But determinists disagree with this logic, and ask, “Where do these so-called independent chains originate?” Even the abstract thoughts are essentially biological states. These biological states are fundamentally physical. Hence, what applies to physical events must all hold for abstract ones.
Determinists believe that all our thoughts and the resulting actions are inevitable results of one long, unbroken chain.
Free will involves options, while determinism does not. According to determinism, your actions at any given point in time are constrained by your past experiences, desires, and temperament.
Are all our actions the predestined outcome of an ever-changing function? Are they just a result of some algorithm? To address these questions, we need to explore the root causes of our actions. From where does a decision arise? Let’s delve into some basic math to understand this. If we consider f to be the ‘decision function’ and x to be any experience in our lives, then f(x)=y is the interpretation of the said experience. The decision function ‘f’ depends on our temperament, our inherent predispositions, our emotions, our analytical and logical abilities and a myriad of other internal, psychological factors at the moment the event happens. The crucial aspect here is that the interpretation ‘y’ influences the decision function f in a specific manner, changing the internal factors that augment the function ‘f’. The implications of this are profound.
If we go through an event ‘x1’, our interpretation of ‘x1’ is f(x1)=y1 and y1 in turn influences f. The modified f governs the way we view a following event ‘x2’. So, in essence, y1 influences y2. And since all our actions result from our interpretations of situations/events, genuine, unadulterated ‘free will’ is impossible. Any action that we take is the upshot of a complex confluence of our past experiences. But does that mean we have to embrace the concept of ‘determinism’? Well, not exactly.
Determinism states that any action that we take is the only possible option in front of us at that moment. We have no choice, and everything we do is part of a continuous, single chain. This is where the decision function comes in handy again. The function depends not only on our predispositions, cognitive abilities and our emotions but also on the memory that we draw upon to juxtapose with the present situation. Human memory is one of the most unpredictable, mysterious aspects of life, and even after generations of dedicated research, we still can’t fully understand what memories remain available for recollection and what memories fade away. We now have to incorporate choice into our discussion. A person can choose among the residual memories to take a relevant decision for the situation at hand.
For example, a man standing at a traffic light can choose to get jittery by recalling a stray incident where he almost got hit by a speeding truck jumping the signal, or he can remain calm summoning the hundreds of non-eventful crossings he has done over his lifetime.

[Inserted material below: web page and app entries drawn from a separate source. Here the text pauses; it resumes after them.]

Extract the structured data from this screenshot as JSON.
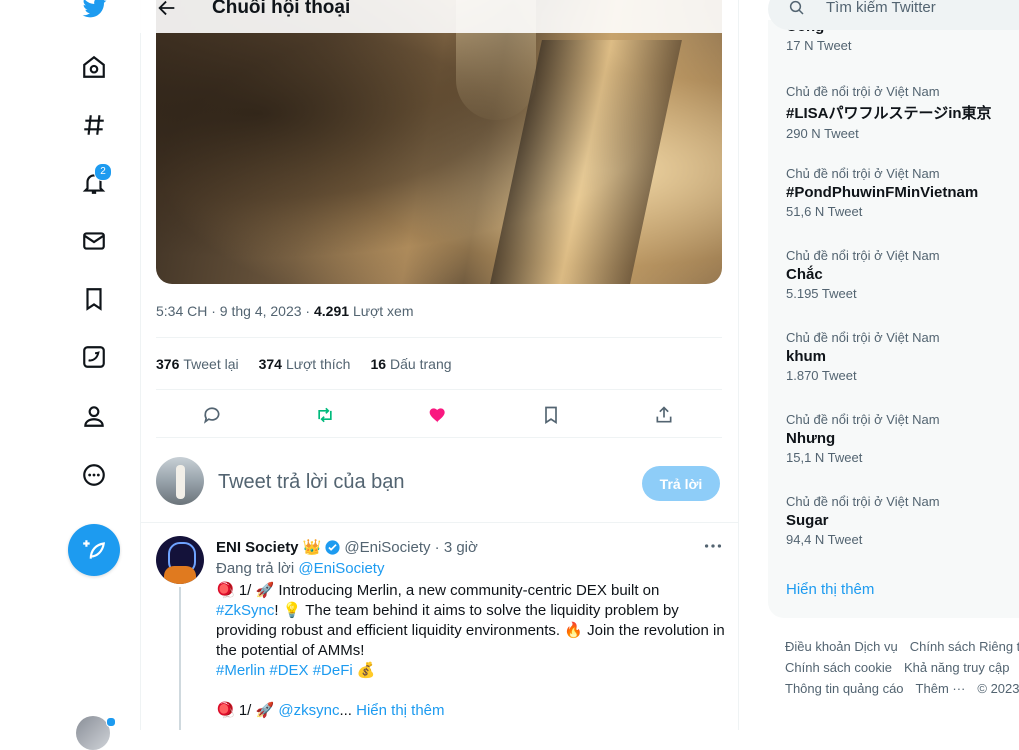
{
  "header": {
    "title": "Chuỗi hội thoại"
  },
  "nav": {
    "notifications_badge": "2"
  },
  "tweet_detail": {
    "timestamp": "5:34 CH · 9 thg 4, 2023",
    "views_count": "4.291",
    "views_label": "Lượt xem",
    "retweets_count": "376",
    "retweets_label": "Tweet lại",
    "likes_count": "374",
    "likes_label": "Lượt thích",
    "bookmarks_count": "16",
    "bookmarks_label": "Dấu trang"
  },
  "reply_box": {
    "placeholder": "Tweet trả lời của bạn",
    "button_label": "Trả lời"
  },
  "reply_tweet": {
    "author_name": "ENI Society",
    "author_emoji": "👑",
    "handle": "@EniSociety",
    "time": "· 3 giờ",
    "replying_prefix": "Đang trả lời",
    "replying_to": "@EniSociety",
    "line1_prefix": "🪀 1/ 🚀 Introducing Merlin, a new community-centric DEX built on",
    "hashtag_zksync": "#ZkSync",
    "line2_rest": "! 💡  The team behind it aims to solve the liquidity problem by providing robust and efficient liquidity environments. 🔥 Join the revolution in the potential of AMMs!",
    "hashtags": "#Merlin #DEX #DeFi",
    "money_emoji": "💰",
    "line4_prefix": "🪀 1/ 🚀",
    "mention_zksync": "@zksync",
    "ellipsis": "...",
    "show_more": "Hiển thị thêm"
  },
  "search": {
    "placeholder": "Tìm kiếm Twitter"
  },
  "trends": {
    "partial": {
      "name": "Công",
      "count": "17 N Tweet"
    },
    "items": [
      {
        "context": "Chủ đề nổi trội ở Việt Nam",
        "name": "#LISAパワフルステージin東京",
        "count": "290 N Tweet"
      },
      {
        "context": "Chủ đề nổi trội ở Việt Nam",
        "name": "#PondPhuwinFMinVietnam",
        "count": "51,6 N Tweet"
      },
      {
        "context": "Chủ đề nổi trội ở Việt Nam",
        "name": "Chắc",
        "count": "5.195 Tweet"
      },
      {
        "context": "Chủ đề nổi trội ở Việt Nam",
        "name": "khum",
        "count": "1.870 Tweet"
      },
      {
        "context": "Chủ đề nổi trội ở Việt Nam",
        "name": "Nhưng",
        "count": "15,1 N Tweet"
      },
      {
        "context": "Chủ đề nổi trội ở Việt Nam",
        "name": "Sugar",
        "count": "94,4 N Tweet"
      }
    ],
    "show_more": "Hiển thị thêm"
  },
  "footer": {
    "links": [
      "Điều khoản Dịch vụ",
      "Chính sách Riêng tư",
      "Chính sách cookie",
      "Khả năng truy cập",
      "Thông tin quảng cáo",
      "Thêm ···",
      "© 2023"
    ]
  },
  "colors": {
    "accent": "#1d9bf0",
    "like": "#f91880",
    "retweet": "#00ba7c"
  }
}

Determinism, though, doesn’t allow for these choices. According to that, there is just one possible memory he can hark back to, and only one predetermined interpretation he can make from that recollection.
So what’s the conclusion?
In debates and discussions like this, the journey itself is the destination.
Human psychology is complex and is subject to factors beyond our understanding, but the complexities only spur us more to analyze and discover any underlying patterns governing its functioning. Both libertarian free will and absolute, hard determinism seem to disagree with what we observe in our lives, and the answer appears to lie somewhere between these two. Or there is no answer at all, and any pursuit eventually leads us nowhere, ending in futility.
Either way, our choices, our actions and the decisions and interpretations regulating them will continue to intrigue and stupefy humankind for centuries to come.